SOUTHFIELD, Mich. — The world Henry Ford put on wheels is poised to stall.
Several auto industry analysts are predicting ‘‘Peak Car’’ — the point at which annual global sales growth will top out — in the next decade. IHS Automotive, for one, sees sales cresting at 100 million within that time.
Pollution and gridlock are putting a damper on driving in the globe’s growing megacities. More young Americans are opting for public transport, bicycles, and vehicle sharing. Cars are lasting longer. All of that may herald a new era.
Peak Car is at odds with the ambitious expansion plans of automakers. IHS says they are gearing up to produce more than 120 million vehicles by 2016, almost 50 percent more than last year’s worldwide sales mark of 82 million. The dynamic also threatens the business plans of parts producers, suppliers of raw material, and oil companies.
Yet the vehicle that ushered in an unparalleled era of personal mobility in the last century is, in many cases, no longer the most convenient conveyance, particularly as more of the world’s population migrates to big cities.
No one is saying car sales will suddenly fall or that car companies are dinosaurs. But car companies may have to adapt to a world with less car buying and more car sharing, more cars that drive themselves, and fewer hot rodders.
‘‘The key question is: Do you sell cars or do you sell mobility?’’ said Tim Ryan, vice chairman of markets and strategy for PricewaterhouseCoopers. ‘‘If you ignore these megatrends, you run the risk of becoming irrelevant.’’
There is a counterargument: Chinese consumers continue to have a voracious appetite for autos, as more of the country’s 1.3 billion people climb the economic ladder. China has helped drive global auto sales up 46 percent since 2000, and in 2009 the country surpassed the United States as the world’s largest auto market. Chinese consumers bought 22 million vehicles last year; automakers and analysts forecast 30 million by 2020.
At the same time, China is struggling with urban gridlock and growing pollution. The pollution problem spurred the country’s leaders to restrict car licensing to slow auto sales.
Many automakers are preparing for changing markets with cars that can be shared, or speak to one another to keep traffic from jamming. General Motors’ EN-V autonomous two-seater, a vehicle engineered jointly with Segway that can detect and avoid obstacles, is being tested in China.
‘‘We have looked at the urbanization trend very closely,’’ said Jim Cain, a spokesman for GM. ‘‘It’s driven experiments like our EN-V program in China and our involvement in services like car sharing.’’
In 25 years, there will be 9 billion people living in urban areas, more than the entire population of the Earth today. If they are all driving cars, gridlock could block the path of food, water, and emergency medical treatment in urban areas, said Ryan.

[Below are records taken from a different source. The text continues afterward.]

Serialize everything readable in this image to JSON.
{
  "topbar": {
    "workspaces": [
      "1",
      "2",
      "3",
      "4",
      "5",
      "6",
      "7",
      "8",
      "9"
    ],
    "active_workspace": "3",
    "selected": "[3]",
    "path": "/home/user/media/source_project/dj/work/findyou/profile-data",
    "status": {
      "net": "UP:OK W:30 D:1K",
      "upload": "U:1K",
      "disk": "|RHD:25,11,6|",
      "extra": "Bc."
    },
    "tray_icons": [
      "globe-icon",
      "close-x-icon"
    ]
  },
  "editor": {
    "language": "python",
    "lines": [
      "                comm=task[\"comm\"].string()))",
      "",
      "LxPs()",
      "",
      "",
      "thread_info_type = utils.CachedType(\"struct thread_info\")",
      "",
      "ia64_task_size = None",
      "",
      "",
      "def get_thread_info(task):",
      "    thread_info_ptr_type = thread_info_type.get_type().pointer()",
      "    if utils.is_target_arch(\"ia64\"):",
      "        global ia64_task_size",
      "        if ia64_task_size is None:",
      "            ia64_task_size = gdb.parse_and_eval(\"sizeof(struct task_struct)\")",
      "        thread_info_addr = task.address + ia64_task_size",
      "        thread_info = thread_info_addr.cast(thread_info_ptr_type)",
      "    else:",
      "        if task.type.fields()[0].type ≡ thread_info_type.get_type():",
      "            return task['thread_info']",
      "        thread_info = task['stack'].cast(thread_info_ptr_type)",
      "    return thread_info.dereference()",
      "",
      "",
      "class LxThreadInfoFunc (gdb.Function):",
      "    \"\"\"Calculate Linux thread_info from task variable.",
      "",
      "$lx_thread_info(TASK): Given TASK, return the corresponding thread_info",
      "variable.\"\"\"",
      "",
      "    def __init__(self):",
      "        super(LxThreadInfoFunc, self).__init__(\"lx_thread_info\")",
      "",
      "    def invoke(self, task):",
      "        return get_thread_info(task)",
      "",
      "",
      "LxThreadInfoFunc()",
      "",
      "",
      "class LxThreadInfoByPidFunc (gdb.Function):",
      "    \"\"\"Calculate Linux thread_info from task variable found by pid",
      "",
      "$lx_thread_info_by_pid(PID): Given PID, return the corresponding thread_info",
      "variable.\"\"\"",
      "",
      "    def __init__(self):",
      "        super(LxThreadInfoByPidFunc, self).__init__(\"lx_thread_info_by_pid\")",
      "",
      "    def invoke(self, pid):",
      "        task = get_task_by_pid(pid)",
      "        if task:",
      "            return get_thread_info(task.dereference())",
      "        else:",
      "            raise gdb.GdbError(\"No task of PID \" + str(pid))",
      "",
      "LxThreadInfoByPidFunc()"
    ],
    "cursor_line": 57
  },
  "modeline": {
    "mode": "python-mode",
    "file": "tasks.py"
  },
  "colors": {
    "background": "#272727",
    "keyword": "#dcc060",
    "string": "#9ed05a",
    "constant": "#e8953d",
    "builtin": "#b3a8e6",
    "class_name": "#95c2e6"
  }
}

‘‘People won’t stand for spending 25 percent of their life commuting,’’ Ryan said. ‘‘The way they will get around will be different.’’
In the United States, 44 percent of people would prefer to live in a city with automated ‘‘driverless’’ cars that would reduce congestion, according to a survey from Intel. Already, almost one in 10 households don’t have a car, up 5.7 percent over the last five years.
In 2010, 69.5 percent of US 19-year-olds had a driver’s license, down from 87.3 percent in 1983, said Michael Sivak, at the University of Michigan Transportation Research Institute.
The shift is also being fueled by changing attitudes on oil consumption for environmental, political, and economic reasons. Alternatives to auto ownership are emerging, such as ride- sharing company Zipcar and ride-booking service Uber Technologies.
Ultimately, urban dwellers will order a ride to work on their phones, get picked up by a driverless car, and whisk through traffic controlled by satellites and sensors, said Thilo Koslowski, auto analyst for Gartner Inc.
Preparing for driverless cars and vehicles that talk to each other makes up a significant portion of the $100 billion the global auto industry spends on research and development, according to a study last month by the Center for Automotive Research, or CAR. Automakers, who guard the specifics of their R&D budgets, wouldn’t reveal to CAR exactly how much they’re spending.
Meanwhile, America’s centurylong love affair with the car is cooling. The number of households without a car grew to 9.2 percent in 2012, from 8.7 percent in 2007, said Sivak. In New York, Washington, Boston, Philadelphia, San Francisco, and Baltimore, more than 30 percent of households were carless, according to census data. In 21 of America’s 30 largest cities, carless households grew from 2007 to 2012, Sivak found.
‘‘The likelihood is pretty good that we have reached the peak per person or per household’’ in the United States, said Sivak, who has produced five studies on the topic. ‘‘We have fewer vehicles and we drive each of them less.’’